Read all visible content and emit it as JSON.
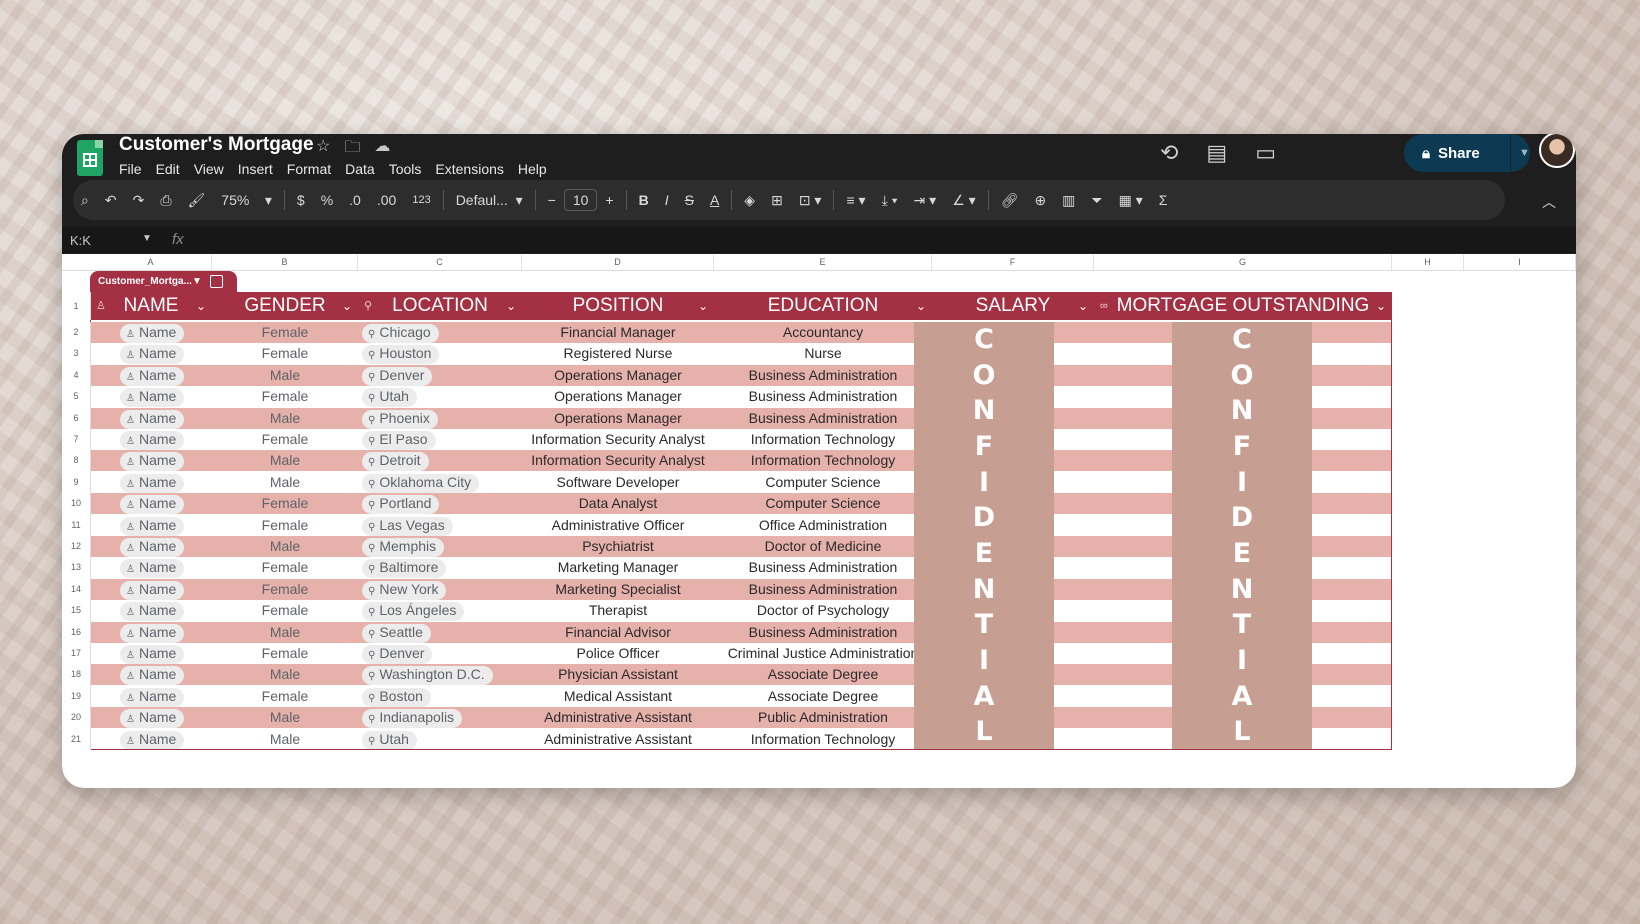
{
  "app": {
    "title": "Customer's Mortgage",
    "menu": [
      "File",
      "Edit",
      "View",
      "Insert",
      "Format",
      "Data",
      "Tools",
      "Extensions",
      "Help"
    ],
    "share_label": "Share"
  },
  "toolbar": {
    "zoom": "75%",
    "currency": "$",
    "percent": "%",
    "dec_down": ".0",
    "dec_up": ".00",
    "number_format": "123",
    "font": "Defaul...",
    "font_size": "10",
    "bold": "B",
    "italic": "I",
    "strike": "S",
    "text_color": "A"
  },
  "formula_bar": {
    "name_box": "K:K",
    "fx": "fx"
  },
  "sheet": {
    "columns": [
      "A",
      "B",
      "C",
      "D",
      "E",
      "F",
      "G",
      "H",
      "I"
    ],
    "table_name": "Customer_Mortga...",
    "headers": [
      "NAME",
      "GENDER",
      "LOCATION",
      "POSITION",
      "EDUCATION",
      "SALARY",
      "MORTGAGE OUTSTANDING"
    ],
    "rows": [
      {
        "n": "2",
        "name": "Name",
        "gender": "Female",
        "location": "Chicago",
        "position": "Financial Manager",
        "education": "Accountancy"
      },
      {
        "n": "3",
        "name": "Name",
        "gender": "Female",
        "location": "Houston",
        "position": "Registered Nurse",
        "education": "Nurse"
      },
      {
        "n": "4",
        "name": "Name",
        "gender": "Male",
        "location": "Denver",
        "position": "Operations Manager",
        "education": "Business Administration"
      },
      {
        "n": "5",
        "name": "Name",
        "gender": "Female",
        "location": "Utah",
        "position": "Operations Manager",
        "education": "Business Administration"
      },
      {
        "n": "6",
        "name": "Name",
        "gender": "Male",
        "location": "Phoenix",
        "position": "Operations Manager",
        "education": "Business Administration"
      },
      {
        "n": "7",
        "name": "Name",
        "gender": "Female",
        "location": "El Paso",
        "position": "Information Security Analyst",
        "education": "Information Technology"
      },
      {
        "n": "8",
        "name": "Name",
        "gender": "Male",
        "location": "Detroit",
        "position": "Information Security Analyst",
        "education": "Information Technology"
      },
      {
        "n": "9",
        "name": "Name",
        "gender": "Male",
        "location": "Oklahoma City",
        "position": "Software Developer",
        "education": "Computer Science"
      },
      {
        "n": "10",
        "name": "Name",
        "gender": "Female",
        "location": "Portland",
        "position": "Data Analyst",
        "education": "Computer Science"
      },
      {
        "n": "11",
        "name": "Name",
        "gender": "Female",
        "location": "Las Vegas",
        "position": "Administrative Officer",
        "education": "Office Administration"
      },
      {
        "n": "12",
        "name": "Name",
        "gender": "Male",
        "location": "Memphis",
        "position": "Psychiatrist",
        "education": "Doctor of Medicine"
      },
      {
        "n": "13",
        "name": "Name",
        "gender": "Female",
        "location": "Baltimore",
        "position": "Marketing Manager",
        "education": "Business Administration"
      },
      {
        "n": "14",
        "name": "Name",
        "gender": "Female",
        "location": "New York",
        "position": "Marketing Specialist",
        "education": "Business Administration"
      },
      {
        "n": "15",
        "name": "Name",
        "gender": "Female",
        "location": "Los Ángeles",
        "position": "Therapist",
        "education": "Doctor of Psychology"
      },
      {
        "n": "16",
        "name": "Name",
        "gender": "Male",
        "location": "Seattle",
        "position": "Financial Advisor",
        "education": "Business Administration"
      },
      {
        "n": "17",
        "name": "Name",
        "gender": "Female",
        "location": "Denver",
        "position": "Police Officer",
        "education": "Criminal Justice Administration"
      },
      {
        "n": "18",
        "name": "Name",
        "gender": "Male",
        "location": "Washington D.C.",
        "position": "Physician Assistant",
        "education": "Associate Degree"
      },
      {
        "n": "19",
        "name": "Name",
        "gender": "Female",
        "location": "Boston",
        "position": "Medical Assistant",
        "education": "Associate Degree"
      },
      {
        "n": "20",
        "name": "Name",
        "gender": "Male",
        "location": "Indianapolis",
        "position": "Administrative Assistant",
        "education": "Public Administration"
      },
      {
        "n": "21",
        "name": "Name",
        "gender": "Male",
        "location": "Utah",
        "position": "Administrative Assistant",
        "education": "Information Technology"
      }
    ],
    "confidential_letters": [
      "C",
      "O",
      "N",
      "F",
      "I",
      "D",
      "E",
      "N",
      "T",
      "I",
      "A",
      "L"
    ]
  },
  "colors": {
    "header_bg": "#a33143",
    "band_row": "#e6b1ab",
    "confidential_block": "#c69e92",
    "share_bg": "#0b3a52"
  }
}
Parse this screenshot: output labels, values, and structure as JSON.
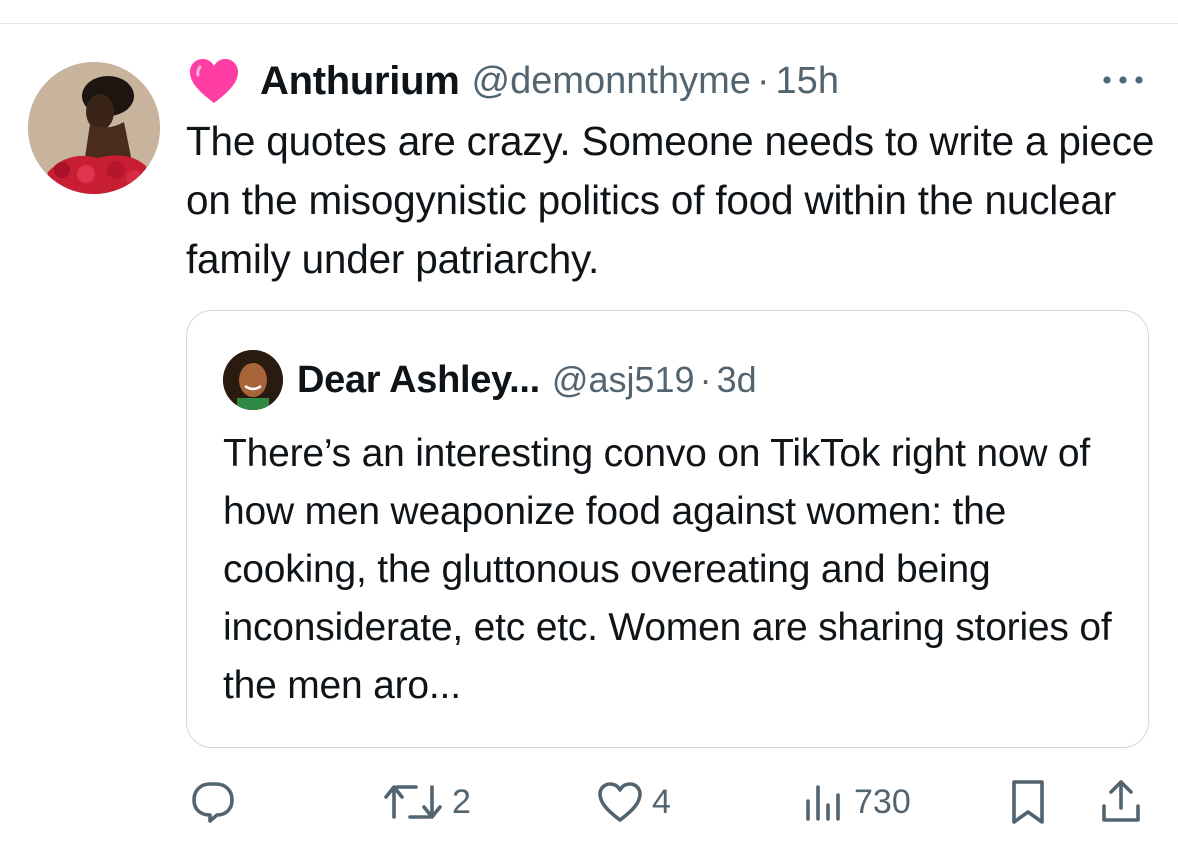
{
  "tweet": {
    "display_name": "Anthurium",
    "handle": "@demonnthyme",
    "separator": "·",
    "time": "15h",
    "text": "The quotes are crazy. Someone needs to write a piece on the misogynistic politics of food within the nuclear family under patriarchy.",
    "name_emoji": "pink-heart-icon"
  },
  "quote": {
    "display_name": "Dear Ashley...",
    "handle": "@asj519",
    "separator": "·",
    "time": "3d",
    "text": "There’s an interesting convo on TikTok right now of how men weaponize food against women: the cooking, the gluttonous overeating and being inconsiderate, etc etc. Women are sharing stories of the men aro..."
  },
  "actions": {
    "reply_count": "",
    "retweet_count": "2",
    "like_count": "4",
    "views_count": "730"
  },
  "colors": {
    "text_primary": "#0f1419",
    "text_secondary": "#536471",
    "border": "#cfd9de",
    "heart": "#ff3ea5"
  },
  "icons": [
    "more-icon",
    "reply-icon",
    "retweet-icon",
    "like-icon",
    "views-icon",
    "bookmark-icon",
    "share-icon"
  ]
}
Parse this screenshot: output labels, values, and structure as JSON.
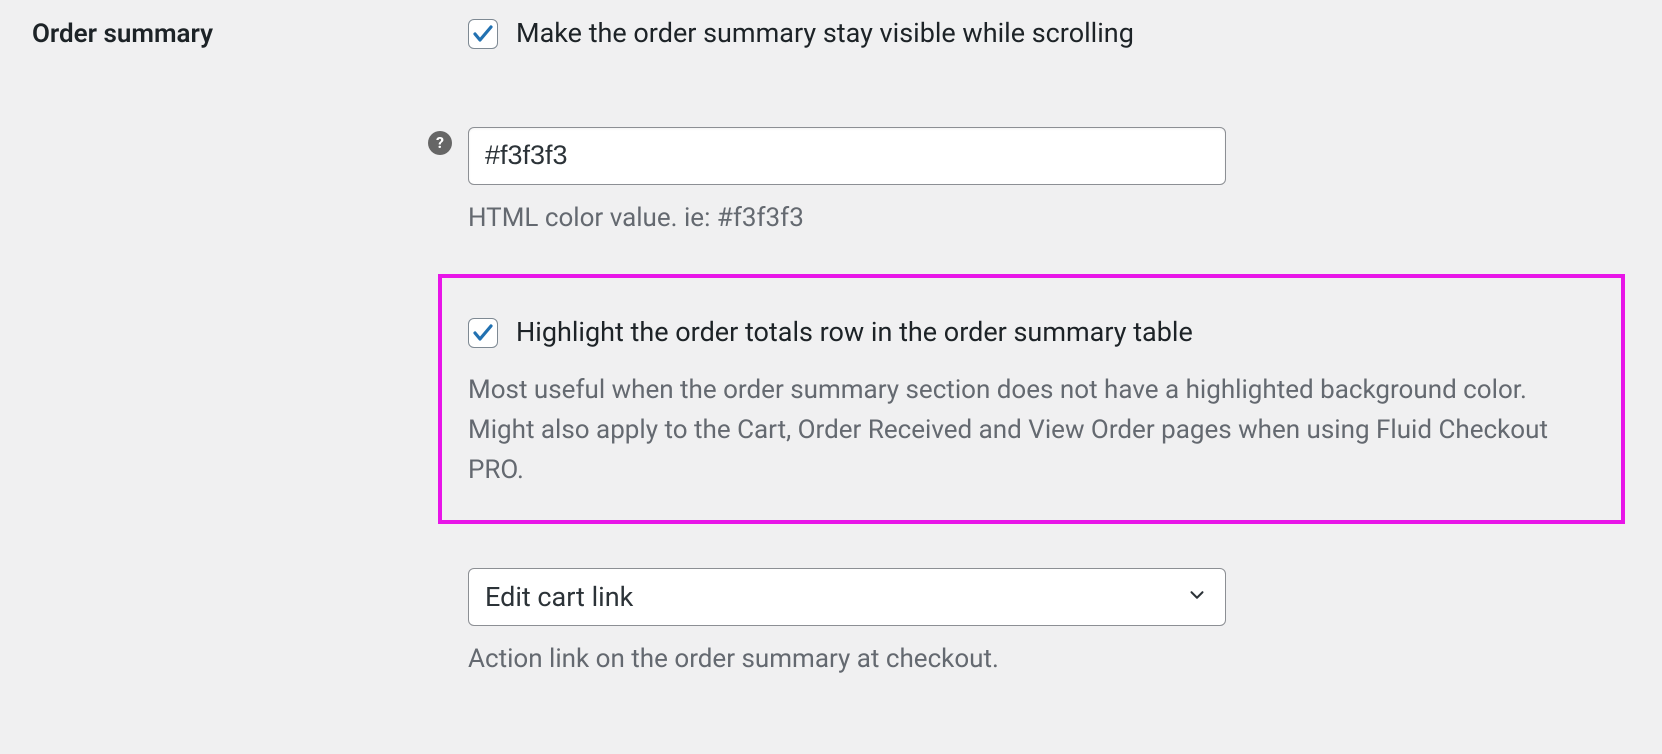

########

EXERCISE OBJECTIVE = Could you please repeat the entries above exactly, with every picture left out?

EXERCISE ANSWER =
Read all visible content and emit it as JSON.
{
  "app": {
    "title": "Customer's Mortgage",
    "menu": [
      "File",
      "Edit",
      "View",
      "Insert",
      "Format",
      "Data",
      "Tools",
      "Extensions",
      "Help"
    ],
    "share_label": "Share"
  },
  "toolbar": {
    "zoom": "75%",
    "currency": "$",
    "percent": "%",
    "dec_down": ".0",
    "dec_up": ".00",
    "number_format": "123",
    "font": "Defaul...",
    "font_size": "10",
    "bold": "B",
    "italic": "I",
    "strike": "S",
    "text_color": "A"
  },
  "formula_bar": {
    "name_box": "K:K",
    "fx": "fx"
  },
  "sheet": {
    "columns": [
      "A",
      "B",
      "C",
      "D",
      "E",
      "F",
      "G",
      "H",
      "I"
    ],
    "table_name": "Customer_Mortga...",
    "headers": [
      "NAME",
      "GENDER",
      "LOCATION",
      "POSITION",
      "EDUCATION",
      "SALARY",
      "MORTGAGE OUTSTANDING"
    ],
    "rows": [
      {
        "n": "2",
        "name": "Name",
        "gender": "Female",
        "location": "Chicago",
        "position": "Financial Manager",
        "education": "Accountancy"
      },
      {
        "n": "3",
        "name": "Name",
        "gender": "Female",
        "location": "Houston",
        "position": "Registered Nurse",
        "education": "Nurse"
      },
      {
        "n": "4",
        "name": "Name",
        "gender": "Male",
        "location": "Denver",
        "position": "Operations Manager",
        "education": "Business Administration"
      },
      {
        "n": "5",
        "name": "Name",
        "gender": "Female",
        "location": "Utah",
        "position": "Operations Manager",
        "education": "Business Administration"
      },
      {
        "n": "6",
        "name": "Name",
        "gender": "Male",
        "location": "Phoenix",
        "position": "Operations Manager",
        "education": "Business Administration"
      },
      {
        "n": "7",
        "name": "Name",
        "gender": "Female",
        "location": "El Paso",
        "position": "Information Security Analyst",
        "education": "Information Technology"
      },
      {
        "n": "8",
        "name": "Name",
        "gender": "Male",
        "location": "Detroit",
        "position": "Information Security Analyst",
        "education": "Information Technology"
      },
      {
        "n": "9",
        "name": "Name",
        "gender": "Male",
        "location": "Oklahoma City",
        "position": "Software Developer",
        "education": "Computer Science"
      },
      {
        "n": "10",
        "name": "Name",
        "gender": "Female",
        "location": "Portland",
        "position": "Data Analyst",
        "education": "Computer Science"
      },
      {
        "n": "11",
        "name": "Name",
        "gender": "Female",
        "location": "Las Vegas",
        "position": "Administrative Officer",
        "education": "Office Administration"
      },
      {
        "n": "12",
        "name": "Name",
        "gender": "Male",
        "location": "Memphis",
        "position": "Psychiatrist",
        "education": "Doctor of Medicine"
      },
      {
        "n": "13",
        "name": "Name",
        "gender": "Female",
        "location": "Baltimore",
        "position": "Marketing Manager",
        "education": "Business Administration"
      },
      {
        "n": "14",
        "name": "Name",
        "gender": "Female",
        "location": "New York",
        "position": "Marketing Specialist",
        "education": "Business Administration"
      },
      {
        "n": "15",
        "name": "Name",
        "gender": "Female",
        "location": "Los Ángeles",
        "position": "Therapist",
        "education": "Doctor of Psychology"
      },
      {
        "n": "16",
        "name": "Name",
        "gender": "Male",
        "location": "Seattle",
        "position": "Financial Advisor",
        "education": "Business Administration"
      },
      {
        "n": "17",
        "name": "Name",
        "gender": "Female",
        "location": "Denver",
        "position": "Police Officer",
        "education": "Criminal Justice Administration"
      },
      {
        "n": "18",
        "name": "Name",
        "gender": "Male",
        "location": "Washington D.C.",
        "position": "Physician Assistant",
        "education": "Associate Degree"
      },
      {
        "n": "19",
        "name": "Name",
        "gender": "Female",
        "location": "Boston",
        "position": "Medical Assistant",
        "education": "Associate Degree"
      },
      {
        "n": "20",
        "name": "Name",
        "gender": "Male",
        "location": "Indianapolis",
        "position": "Administrative Assistant",
        "education": "Public Administration"
      },
      {
        "n": "21",
        "name": "Name",
        "gender": "Male",
        "location": "Utah",
        "position": "Administrative Assistant",
        "education": "Information Technology"
      }
    ],
    "confidential_letters": [
      "C",
      "O",
      "N",
      "F",
      "I",
      "D",
      "E",
      "N",
      "T",
      "I",
      "A",
      "L"
    ]
  },
  "colors": {
    "header_bg": "#a33143",
    "band_row": "#e6b1ab",
    "confidential_block": "#c69e92",
    "share_bg": "#0b3a52"
  }
}
Parse this screenshot: output labels, values, and structure as JSON.
{
  "tweet": {
    "display_name": "Anthurium",
    "handle": "@demonnthyme",
    "separator": "·",
    "time": "15h",
    "text": "The quotes are crazy. Someone needs to write a piece on the misogynistic politics of food within the nuclear family under patriarchy.",
    "name_emoji": "pink-heart-icon"
  },
  "quote": {
    "display_name": "Dear Ashley...",
    "handle": "@asj519",
    "separator": "·",
    "time": "3d",
    "text": "There’s an interesting convo on TikTok right now of how men weaponize food against women: the cooking, the gluttonous overeating and being inconsiderate, etc etc. Women are sharing stories of the men aro..."
  },
  "actions": {
    "reply_count": "",
    "retweet_count": "2",
    "like_count": "4",
    "views_count": "730"
  },
  "colors": {
    "text_primary": "#0f1419",
    "text_secondary": "#536471",
    "border": "#cfd9de",
    "heart": "#ff3ea5"
  },
  "icons": [
    "more-icon",
    "reply-icon",
    "retweet-icon",
    "like-icon",
    "views-icon",
    "bookmark-icon",
    "share-icon"
  ]
}
Parse this screenshot: output labels, values, and structure as JSON.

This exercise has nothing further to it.